Humanitarian organizations warned Wednesday of dramatic consequences if the new coronavirus hits refugees stranded in northern Syria due to violence.
"As brutal as it sounds, you will almost have to expect mass extinction" if coronavirus reaches areas in northwestern Syria, said Dirk Hegmanns, the regional director for Syria of the German Welthungerhilfe (World Hunger Aid) organization.
He told the German Press Agency (DPA) that a regime offensive, which was launched against opposition groups in the province of Idlib in northwestern Syria in late April, had destroyed dozens of hospitals.
The health care sector in the region is already burdened with treating those injured in the violence there, according to Hegmanns.
In the same vein, the medical charity Doctors Without Borders (MSF) warned that a spread of the virus in northwestern Syria could result in a rapidly critical situation if additional support and measures are not put in place.
"The disease would spread very quickly, especially in camp settings," said Stefan Dold, the MSF press officer in Berlin.
MSF is supporting the local health authorities in northwestern Syria to prepare for a potential outbreak, Dold told DPA.
According to the United Nations, an estimated 400,000 people have been displaced due to violence from the southern countryside of Idlib to areas near the Syrian-Turkish border since December.
Idlib is the last opposition stronghold in Syria.
The province, just south of Turkey's border with Syria, had nominally been covered by cease-fires reached by Turkey and Russia, the Assad regime's chief ally, since September 2018, and again this January, before the latest declared this March.
But the first two cease-fires were repeatedly violated by the Assad regime and its allies, killing and wounding thousands of innocent civilians, and sending upwards of a million toward the border with Turkey, seeking safe haven.

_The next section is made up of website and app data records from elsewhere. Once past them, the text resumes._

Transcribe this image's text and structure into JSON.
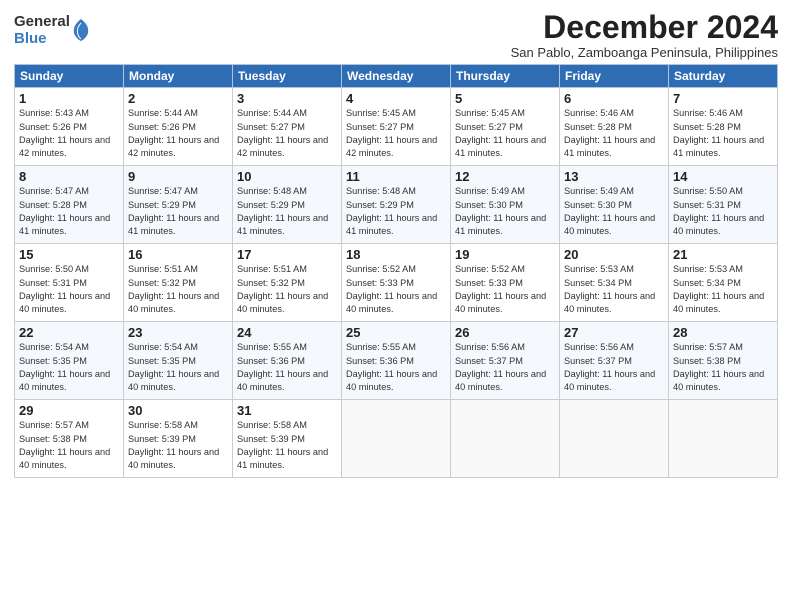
{
  "logo": {
    "general": "General",
    "blue": "Blue"
  },
  "title": "December 2024",
  "subtitle": "San Pablo, Zamboanga Peninsula, Philippines",
  "weekdays": [
    "Sunday",
    "Monday",
    "Tuesday",
    "Wednesday",
    "Thursday",
    "Friday",
    "Saturday"
  ],
  "weeks": [
    [
      {
        "day": 1,
        "sunrise": "5:43 AM",
        "sunset": "5:26 PM",
        "daylight": "11 hours and 42 minutes."
      },
      {
        "day": 2,
        "sunrise": "5:44 AM",
        "sunset": "5:26 PM",
        "daylight": "11 hours and 42 minutes."
      },
      {
        "day": 3,
        "sunrise": "5:44 AM",
        "sunset": "5:27 PM",
        "daylight": "11 hours and 42 minutes."
      },
      {
        "day": 4,
        "sunrise": "5:45 AM",
        "sunset": "5:27 PM",
        "daylight": "11 hours and 42 minutes."
      },
      {
        "day": 5,
        "sunrise": "5:45 AM",
        "sunset": "5:27 PM",
        "daylight": "11 hours and 41 minutes."
      },
      {
        "day": 6,
        "sunrise": "5:46 AM",
        "sunset": "5:28 PM",
        "daylight": "11 hours and 41 minutes."
      },
      {
        "day": 7,
        "sunrise": "5:46 AM",
        "sunset": "5:28 PM",
        "daylight": "11 hours and 41 minutes."
      }
    ],
    [
      {
        "day": 8,
        "sunrise": "5:47 AM",
        "sunset": "5:28 PM",
        "daylight": "11 hours and 41 minutes."
      },
      {
        "day": 9,
        "sunrise": "5:47 AM",
        "sunset": "5:29 PM",
        "daylight": "11 hours and 41 minutes."
      },
      {
        "day": 10,
        "sunrise": "5:48 AM",
        "sunset": "5:29 PM",
        "daylight": "11 hours and 41 minutes."
      },
      {
        "day": 11,
        "sunrise": "5:48 AM",
        "sunset": "5:29 PM",
        "daylight": "11 hours and 41 minutes."
      },
      {
        "day": 12,
        "sunrise": "5:49 AM",
        "sunset": "5:30 PM",
        "daylight": "11 hours and 41 minutes."
      },
      {
        "day": 13,
        "sunrise": "5:49 AM",
        "sunset": "5:30 PM",
        "daylight": "11 hours and 40 minutes."
      },
      {
        "day": 14,
        "sunrise": "5:50 AM",
        "sunset": "5:31 PM",
        "daylight": "11 hours and 40 minutes."
      }
    ],
    [
      {
        "day": 15,
        "sunrise": "5:50 AM",
        "sunset": "5:31 PM",
        "daylight": "11 hours and 40 minutes."
      },
      {
        "day": 16,
        "sunrise": "5:51 AM",
        "sunset": "5:32 PM",
        "daylight": "11 hours and 40 minutes."
      },
      {
        "day": 17,
        "sunrise": "5:51 AM",
        "sunset": "5:32 PM",
        "daylight": "11 hours and 40 minutes."
      },
      {
        "day": 18,
        "sunrise": "5:52 AM",
        "sunset": "5:33 PM",
        "daylight": "11 hours and 40 minutes."
      },
      {
        "day": 19,
        "sunrise": "5:52 AM",
        "sunset": "5:33 PM",
        "daylight": "11 hours and 40 minutes."
      },
      {
        "day": 20,
        "sunrise": "5:53 AM",
        "sunset": "5:34 PM",
        "daylight": "11 hours and 40 minutes."
      },
      {
        "day": 21,
        "sunrise": "5:53 AM",
        "sunset": "5:34 PM",
        "daylight": "11 hours and 40 minutes."
      }
    ],
    [
      {
        "day": 22,
        "sunrise": "5:54 AM",
        "sunset": "5:35 PM",
        "daylight": "11 hours and 40 minutes."
      },
      {
        "day": 23,
        "sunrise": "5:54 AM",
        "sunset": "5:35 PM",
        "daylight": "11 hours and 40 minutes."
      },
      {
        "day": 24,
        "sunrise": "5:55 AM",
        "sunset": "5:36 PM",
        "daylight": "11 hours and 40 minutes."
      },
      {
        "day": 25,
        "sunrise": "5:55 AM",
        "sunset": "5:36 PM",
        "daylight": "11 hours and 40 minutes."
      },
      {
        "day": 26,
        "sunrise": "5:56 AM",
        "sunset": "5:37 PM",
        "daylight": "11 hours and 40 minutes."
      },
      {
        "day": 27,
        "sunrise": "5:56 AM",
        "sunset": "5:37 PM",
        "daylight": "11 hours and 40 minutes."
      },
      {
        "day": 28,
        "sunrise": "5:57 AM",
        "sunset": "5:38 PM",
        "daylight": "11 hours and 40 minutes."
      }
    ],
    [
      {
        "day": 29,
        "sunrise": "5:57 AM",
        "sunset": "5:38 PM",
        "daylight": "11 hours and 40 minutes."
      },
      {
        "day": 30,
        "sunrise": "5:58 AM",
        "sunset": "5:39 PM",
        "daylight": "11 hours and 40 minutes."
      },
      {
        "day": 31,
        "sunrise": "5:58 AM",
        "sunset": "5:39 PM",
        "daylight": "11 hours and 41 minutes."
      },
      null,
      null,
      null,
      null
    ]
  ]
}
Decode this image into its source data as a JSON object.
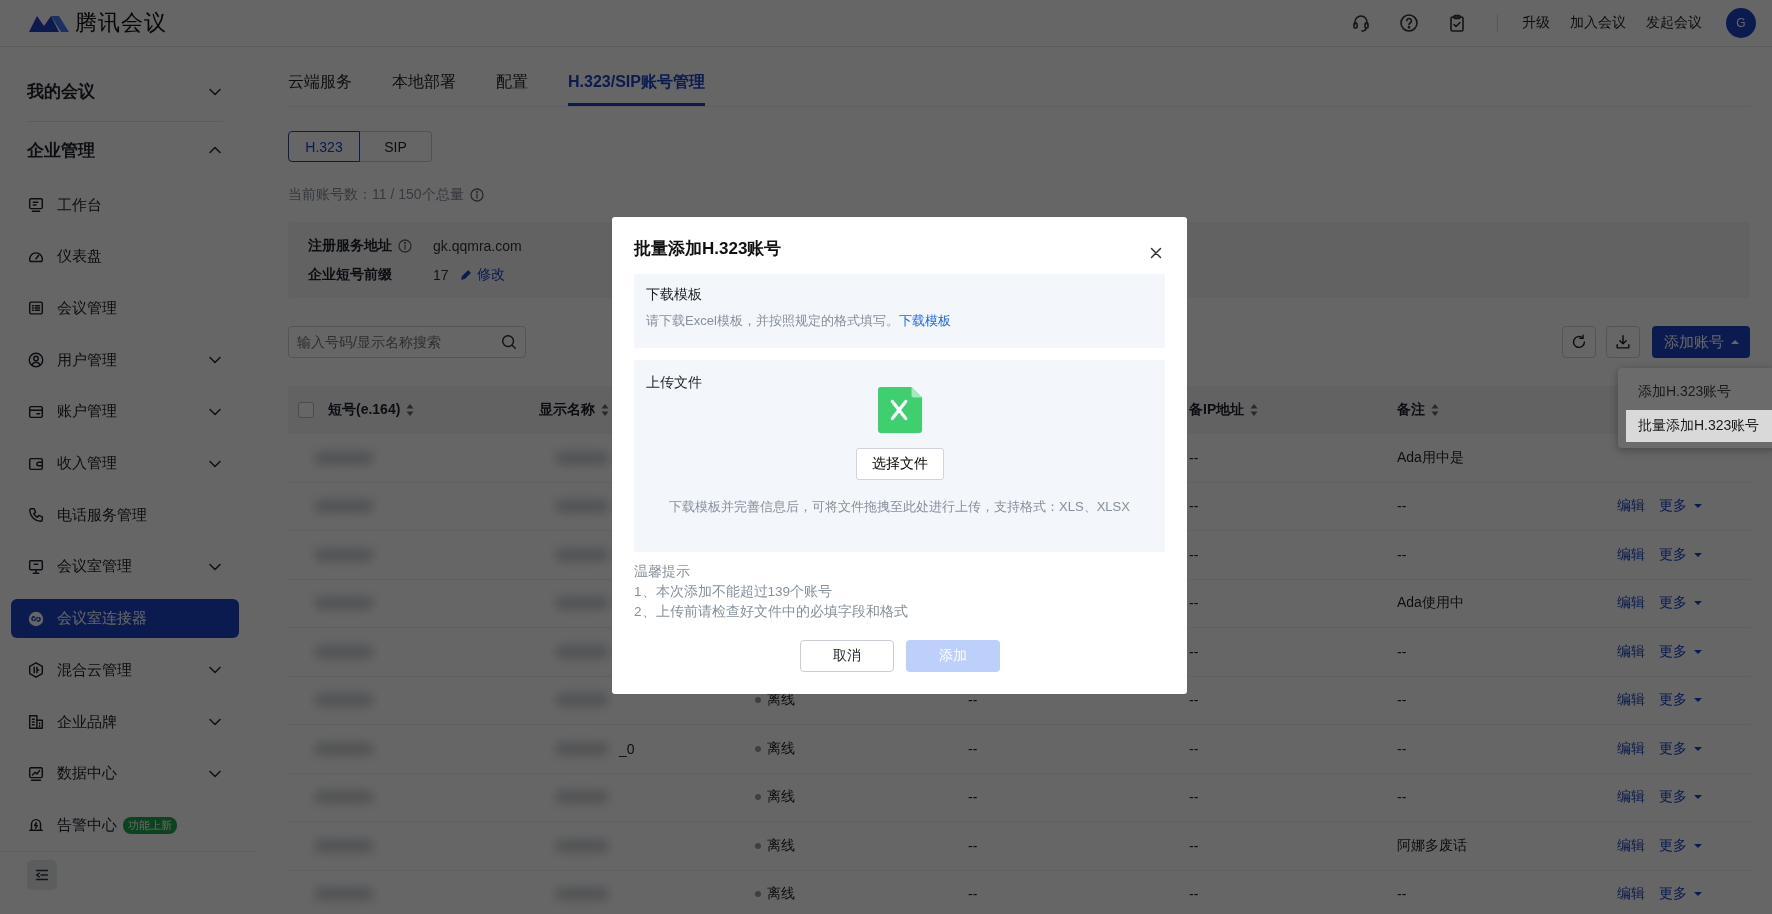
{
  "header": {
    "logo": "腾讯会议",
    "links": [
      "升级",
      "加入会议",
      "发起会议"
    ],
    "avatar": "G"
  },
  "sidebar": {
    "sections": [
      {
        "label": "我的会议",
        "expanded": false
      },
      {
        "label": "企业管理",
        "expanded": true,
        "children": [
          {
            "label": "工作台",
            "kind": "link",
            "selected": false
          },
          {
            "label": "仪表盘",
            "kind": "link",
            "selected": false
          },
          {
            "label": "会议管理",
            "kind": "link",
            "selected": false
          },
          {
            "label": "用户管理",
            "kind": "group",
            "selected": false
          },
          {
            "label": "账户管理",
            "kind": "group",
            "selected": false
          },
          {
            "label": "收入管理",
            "kind": "group",
            "selected": false
          },
          {
            "label": "电话服务管理",
            "kind": "link",
            "selected": false
          },
          {
            "label": "会议室管理",
            "kind": "group",
            "selected": false
          },
          {
            "label": "会议室连接器",
            "kind": "link",
            "selected": true
          },
          {
            "label": "混合云管理",
            "kind": "group",
            "selected": false
          },
          {
            "label": "企业品牌",
            "kind": "group",
            "selected": false
          },
          {
            "label": "数据中心",
            "kind": "group",
            "selected": false
          },
          {
            "label": "告警中心",
            "kind": "link",
            "selected": false,
            "badge": "功能上新"
          }
        ]
      }
    ]
  },
  "tabs": [
    {
      "label": "云端服务",
      "selected": false
    },
    {
      "label": "本地部署",
      "selected": false
    },
    {
      "label": "配置",
      "selected": false
    },
    {
      "label": "H.323/SIP账号管理",
      "selected": true
    }
  ],
  "protocol_switch": [
    {
      "label": "H.323",
      "selected": true
    },
    {
      "label": "SIP",
      "selected": false
    }
  ],
  "account_count": "当前账号数：11 / 150个总量",
  "server_info": [
    {
      "label": "注册服务地址",
      "value": "gk.qqmra.com",
      "kind": "info"
    },
    {
      "label": "企业短号前缀",
      "value": "17",
      "kind": "editable",
      "action": "修改"
    }
  ],
  "search": {
    "placeholder": "输入号码/显示名称搜索"
  },
  "add_button": {
    "label": "添加账号",
    "expanded": true
  },
  "add_menu": [
    {
      "label": "添加H.323账号",
      "selected": false
    },
    {
      "label": "批量添加H.323账号",
      "selected": true
    }
  ],
  "table": {
    "select_all_checked": false,
    "header": {
      "column_1": "短号(e.164)",
      "column_2": "显示名称",
      "column_5": "备IP地址",
      "column_6": "备注"
    },
    "rows": [
      {
        "blurred": true,
        "column_5": "--",
        "column_6": "Ada用中是"
      },
      {
        "blurred": true,
        "column_5": "--",
        "column_6": "--",
        "actions": [
          "编辑",
          "更多"
        ]
      },
      {
        "blurred": true,
        "column_5": "--",
        "column_6": "--",
        "actions": [
          "编辑",
          "更多"
        ]
      },
      {
        "blurred": true,
        "column_5": "--",
        "column_6": "Ada使用中",
        "actions": [
          "编辑",
          "更多"
        ]
      },
      {
        "blurred": true,
        "column_5": "--",
        "column_6": "--",
        "actions": [
          "编辑",
          "更多"
        ]
      },
      {
        "blurred": true,
        "column_3": "离线",
        "column_4": "--",
        "column_5": "--",
        "column_6": "--",
        "actions": [
          "编辑",
          "更多"
        ]
      },
      {
        "blurred": true,
        "column_2": "_0",
        "column_3": "离线",
        "column_4": "--",
        "column_5": "--",
        "column_6": "--",
        "actions": [
          "编辑",
          "更多"
        ]
      },
      {
        "blurred": true,
        "column_3": "离线",
        "column_4": "--",
        "column_5": "--",
        "column_6": "--",
        "actions": [
          "编辑",
          "更多"
        ]
      },
      {
        "blurred": true,
        "column_3": "离线",
        "column_4": "--",
        "column_5": "--",
        "column_6": "阿娜多废话",
        "actions": [
          "编辑",
          "更多"
        ]
      },
      {
        "blurred": true,
        "column_3": "离线",
        "column_4": "--",
        "column_5": "--",
        "column_6": "--",
        "actions": [
          "编辑",
          "更多"
        ]
      }
    ]
  },
  "dialog": {
    "title": "批量添加H.323账号",
    "download": {
      "title": "下载模板",
      "text": "请下载Excel模板，并按照规定的格式填写。",
      "link": "下载模板"
    },
    "upload": {
      "title": "上传文件",
      "button": "选择文件",
      "hint": "下载模板并完善信息后，可将文件拖拽至此处进行上传，支持格式：XLS、XLSX"
    },
    "tips": {
      "title": "温馨提示",
      "lines": [
        "1、本次添加不能超过139个账号",
        "2、上传前请检查好文件中的必填字段和格式"
      ]
    },
    "buttons": [
      {
        "label": "取消",
        "kind": "default",
        "disabled": false
      },
      {
        "label": "添加",
        "kind": "primary",
        "disabled": true
      }
    ]
  }
}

Turkey has long championed setting up a safe area in Idlib and has pressed the European Union and the U.S. to help in this goal.
Last month, Turkey launched Operation Peace Spring in Idlib to protect civilians and Turkish troops enforcing the cease-fire.
The World Health Organization (WHO) said it was extremely concerned about the impact of the COVID-19 disease caused by the coronavirus in northwestern Syria.
Refugees in the area are living under conditions that make them vulnerable to respiratory infections, the WHO said in a statement.
The organization cited overcrowded living conditions, physical and mental stress and deprivation due to the lack of housing and clean water.
"WHO is preparing for contagion across Syria, prioritizing prevention, preparedness and risk communication, with a focus on supporting health responders to detect, diagnose and prevent spread," Hedinn Halldorsson, the agency's spokesman, told DPA.
The White Helmets, a voluntary non-government group working in Syria's opposition areas, and the local Attaa Humanitarian Relief Society said they had embarked on prevention campaigns among the refugees and residents in Idlib.
Malek Taleb, an Attaa official in Idlib, said the "large crowding, malnutrition, the use of shared water tanks and the poor housing" prompted the organization to spread immediate health awareness among the refugees.
"We will be carrying out intensive awareness campaigns starting on Friday in coordination with health associations in northwestern Syria," Raed Saleh, the White Helmets head, told DPA.
The Syrian regime has denied recording any coronavirus case in areas under its control as the country's civil war has entered its 10th year.
The virus emerged in Wuhan, China, last December, and has spread to at least 159 countries and territories around the globe.
The World Health Organization has declared the outbreak a global pandemic, releasing figures indicating nearly 219,500 confirmed cases and a death tally on the verge of 9,000 around the world as of Thursday.